Some 10.75 million foreigners visited Britain for tourism or other purposes between April and June, 8 percent more than during 2016 and the most for any calendar quarter since records began in 1980, the Office for National Statistics said.
Britons made 19.09 million overseas trips during the same period, 1 percent more than in 2016 and an all-time high for the time of year, though less than in the peak July-September period which covers schools’ summer holidays.
Sterling’s fall against the US dollar and the euro since June 2016’s vote to leave the EU has made Britain a cheaper place for foreign visitors.
There was a 20 percent increase in tourism — which accounts for just under half of visits — while business trips fell by 4 percent and those to see family and friends were little changed.
An ONS statistician said there was no evidence in the data that militant attacks in London and Manchester earlier in the year had deterred visitors.
Visits from North America were 29 percent higher than in 2016 at 1.47 million, though the number of visitors from Europe was up a much more modest 3 percent at 7.73 million.
Howard Archer, an economist for consultants EY ITEM Club, said North American visits had been “clearly buoyed” by the pound’s weakness against the dollar.
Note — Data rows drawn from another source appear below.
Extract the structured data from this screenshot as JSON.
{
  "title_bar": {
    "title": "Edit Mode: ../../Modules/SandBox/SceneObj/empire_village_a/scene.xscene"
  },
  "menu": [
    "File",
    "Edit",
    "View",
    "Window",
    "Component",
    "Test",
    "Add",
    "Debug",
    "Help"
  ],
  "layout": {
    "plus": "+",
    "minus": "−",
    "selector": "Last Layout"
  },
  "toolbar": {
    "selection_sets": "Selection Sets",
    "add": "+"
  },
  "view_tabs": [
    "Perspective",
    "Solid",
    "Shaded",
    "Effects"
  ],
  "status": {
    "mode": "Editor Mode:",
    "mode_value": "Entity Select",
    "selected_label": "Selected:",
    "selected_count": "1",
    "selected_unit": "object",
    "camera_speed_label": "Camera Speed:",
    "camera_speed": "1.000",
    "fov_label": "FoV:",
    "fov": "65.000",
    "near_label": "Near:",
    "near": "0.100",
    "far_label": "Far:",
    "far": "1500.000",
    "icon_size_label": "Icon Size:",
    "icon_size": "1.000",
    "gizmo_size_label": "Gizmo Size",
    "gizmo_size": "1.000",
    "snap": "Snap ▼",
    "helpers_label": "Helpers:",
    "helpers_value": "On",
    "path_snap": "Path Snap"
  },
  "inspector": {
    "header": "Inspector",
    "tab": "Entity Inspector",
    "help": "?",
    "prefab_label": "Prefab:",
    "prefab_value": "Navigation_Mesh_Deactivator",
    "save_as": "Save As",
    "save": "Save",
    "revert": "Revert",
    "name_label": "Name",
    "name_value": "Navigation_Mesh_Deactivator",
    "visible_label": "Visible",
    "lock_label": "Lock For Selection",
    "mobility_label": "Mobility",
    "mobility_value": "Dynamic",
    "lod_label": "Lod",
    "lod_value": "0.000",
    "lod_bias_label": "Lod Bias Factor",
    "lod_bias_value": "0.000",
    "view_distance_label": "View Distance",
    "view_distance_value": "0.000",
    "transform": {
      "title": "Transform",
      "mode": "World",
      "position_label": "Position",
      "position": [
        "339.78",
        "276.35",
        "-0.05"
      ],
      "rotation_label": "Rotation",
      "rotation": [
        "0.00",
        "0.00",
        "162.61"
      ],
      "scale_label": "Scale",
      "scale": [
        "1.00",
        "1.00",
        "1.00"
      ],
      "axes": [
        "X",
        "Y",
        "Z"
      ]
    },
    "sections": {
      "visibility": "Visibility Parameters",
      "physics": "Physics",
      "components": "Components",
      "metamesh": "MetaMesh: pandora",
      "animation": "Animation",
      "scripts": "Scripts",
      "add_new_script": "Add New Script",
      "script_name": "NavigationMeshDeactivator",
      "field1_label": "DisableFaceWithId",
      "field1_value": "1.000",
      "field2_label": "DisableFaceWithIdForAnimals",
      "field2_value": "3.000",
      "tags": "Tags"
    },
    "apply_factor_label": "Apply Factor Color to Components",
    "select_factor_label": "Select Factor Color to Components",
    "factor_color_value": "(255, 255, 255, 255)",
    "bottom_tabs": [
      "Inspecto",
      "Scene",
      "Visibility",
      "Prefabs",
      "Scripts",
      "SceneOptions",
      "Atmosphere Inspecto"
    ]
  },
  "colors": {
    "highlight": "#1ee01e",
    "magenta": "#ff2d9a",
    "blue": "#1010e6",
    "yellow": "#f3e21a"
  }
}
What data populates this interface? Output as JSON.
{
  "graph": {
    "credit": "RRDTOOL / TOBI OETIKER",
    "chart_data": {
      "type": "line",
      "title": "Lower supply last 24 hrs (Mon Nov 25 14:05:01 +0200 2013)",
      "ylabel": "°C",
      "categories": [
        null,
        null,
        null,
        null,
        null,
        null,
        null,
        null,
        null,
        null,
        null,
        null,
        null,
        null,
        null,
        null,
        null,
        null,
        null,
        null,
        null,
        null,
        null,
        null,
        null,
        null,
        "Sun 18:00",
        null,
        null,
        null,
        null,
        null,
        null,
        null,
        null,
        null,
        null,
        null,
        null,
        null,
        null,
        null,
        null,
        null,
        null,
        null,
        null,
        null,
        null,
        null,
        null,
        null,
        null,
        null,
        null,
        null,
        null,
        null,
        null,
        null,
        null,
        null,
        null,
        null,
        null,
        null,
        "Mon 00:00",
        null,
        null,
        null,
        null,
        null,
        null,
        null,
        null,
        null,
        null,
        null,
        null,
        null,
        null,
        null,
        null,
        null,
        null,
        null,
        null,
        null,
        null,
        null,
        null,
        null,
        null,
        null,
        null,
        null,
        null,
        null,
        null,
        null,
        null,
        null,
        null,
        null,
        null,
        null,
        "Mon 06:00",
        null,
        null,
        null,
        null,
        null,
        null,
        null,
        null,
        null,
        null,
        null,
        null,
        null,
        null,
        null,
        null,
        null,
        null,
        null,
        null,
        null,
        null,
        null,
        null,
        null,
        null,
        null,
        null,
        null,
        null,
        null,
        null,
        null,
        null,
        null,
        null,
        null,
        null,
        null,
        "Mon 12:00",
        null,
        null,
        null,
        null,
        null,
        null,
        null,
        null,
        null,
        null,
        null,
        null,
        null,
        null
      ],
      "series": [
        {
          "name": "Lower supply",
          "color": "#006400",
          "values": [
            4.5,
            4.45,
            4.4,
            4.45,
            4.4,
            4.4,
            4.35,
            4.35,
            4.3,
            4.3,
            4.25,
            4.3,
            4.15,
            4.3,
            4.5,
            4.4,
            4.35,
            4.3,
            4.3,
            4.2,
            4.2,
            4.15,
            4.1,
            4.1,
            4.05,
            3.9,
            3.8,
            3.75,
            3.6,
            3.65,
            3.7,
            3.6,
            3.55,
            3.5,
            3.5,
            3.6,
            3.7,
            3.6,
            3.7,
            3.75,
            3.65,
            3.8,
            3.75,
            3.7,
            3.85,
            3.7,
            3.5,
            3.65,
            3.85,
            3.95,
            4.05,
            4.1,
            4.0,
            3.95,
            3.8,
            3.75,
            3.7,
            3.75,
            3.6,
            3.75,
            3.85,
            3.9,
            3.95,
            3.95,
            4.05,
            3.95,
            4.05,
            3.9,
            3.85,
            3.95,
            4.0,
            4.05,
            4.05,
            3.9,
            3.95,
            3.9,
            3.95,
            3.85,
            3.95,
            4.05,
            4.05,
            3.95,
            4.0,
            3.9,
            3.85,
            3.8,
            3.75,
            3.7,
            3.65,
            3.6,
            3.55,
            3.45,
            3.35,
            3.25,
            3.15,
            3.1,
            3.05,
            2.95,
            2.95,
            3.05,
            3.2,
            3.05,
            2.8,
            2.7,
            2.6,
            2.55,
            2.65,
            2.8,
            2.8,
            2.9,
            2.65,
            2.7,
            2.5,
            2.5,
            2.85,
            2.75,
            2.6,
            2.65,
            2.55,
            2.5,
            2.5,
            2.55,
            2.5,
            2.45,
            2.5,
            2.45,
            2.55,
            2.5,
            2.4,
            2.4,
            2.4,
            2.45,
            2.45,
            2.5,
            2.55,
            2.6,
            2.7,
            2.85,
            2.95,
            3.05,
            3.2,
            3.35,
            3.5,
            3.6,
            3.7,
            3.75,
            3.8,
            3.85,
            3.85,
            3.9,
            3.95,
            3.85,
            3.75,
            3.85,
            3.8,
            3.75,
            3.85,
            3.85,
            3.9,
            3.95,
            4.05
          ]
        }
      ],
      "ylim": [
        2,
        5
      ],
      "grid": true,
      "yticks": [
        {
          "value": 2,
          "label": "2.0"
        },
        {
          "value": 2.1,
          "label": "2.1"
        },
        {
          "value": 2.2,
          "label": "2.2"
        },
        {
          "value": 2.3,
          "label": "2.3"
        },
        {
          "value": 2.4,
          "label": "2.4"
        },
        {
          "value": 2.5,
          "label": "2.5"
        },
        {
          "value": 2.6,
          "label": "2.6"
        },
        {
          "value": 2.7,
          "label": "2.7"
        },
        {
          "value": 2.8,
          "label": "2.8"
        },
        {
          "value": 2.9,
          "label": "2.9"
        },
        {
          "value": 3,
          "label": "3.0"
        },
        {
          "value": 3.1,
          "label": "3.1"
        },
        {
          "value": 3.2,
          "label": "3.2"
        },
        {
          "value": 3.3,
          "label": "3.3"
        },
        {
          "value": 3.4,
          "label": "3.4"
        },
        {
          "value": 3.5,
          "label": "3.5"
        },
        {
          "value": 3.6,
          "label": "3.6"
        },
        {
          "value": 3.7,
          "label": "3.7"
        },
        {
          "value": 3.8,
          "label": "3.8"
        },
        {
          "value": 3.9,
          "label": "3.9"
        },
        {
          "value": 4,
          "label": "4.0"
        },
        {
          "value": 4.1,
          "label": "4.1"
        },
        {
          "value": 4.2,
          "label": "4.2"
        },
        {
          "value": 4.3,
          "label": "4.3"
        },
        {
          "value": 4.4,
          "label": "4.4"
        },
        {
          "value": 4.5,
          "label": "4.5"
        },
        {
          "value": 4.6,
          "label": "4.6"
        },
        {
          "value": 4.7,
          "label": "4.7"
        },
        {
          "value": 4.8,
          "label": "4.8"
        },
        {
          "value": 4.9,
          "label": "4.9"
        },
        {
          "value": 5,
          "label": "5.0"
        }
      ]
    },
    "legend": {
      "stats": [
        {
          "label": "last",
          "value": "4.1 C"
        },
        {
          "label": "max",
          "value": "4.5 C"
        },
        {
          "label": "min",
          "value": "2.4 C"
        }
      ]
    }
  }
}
British tourism promotion agency VisitBritain said it had revised up its forecasts for visitor numbers this year, and that flight bookings pointed to a 9 percent rise in visitors for the July-September period.
“This continued growth demonstrates the industry’s increasing importance as a key driver of economic growth,” VisitBritain’s director, Patricia Yates, said.
Overall, visitors to Britain spent £6.23 billion ($8.03 billion) in the three months to June, 8 percent more than in 2016, while Britons’ spending abroad increased by 2 percent to £11.25 billion.
Britons made fewer trips to North America and western Europe, while visits to eastern Europe and other parts of the world rose.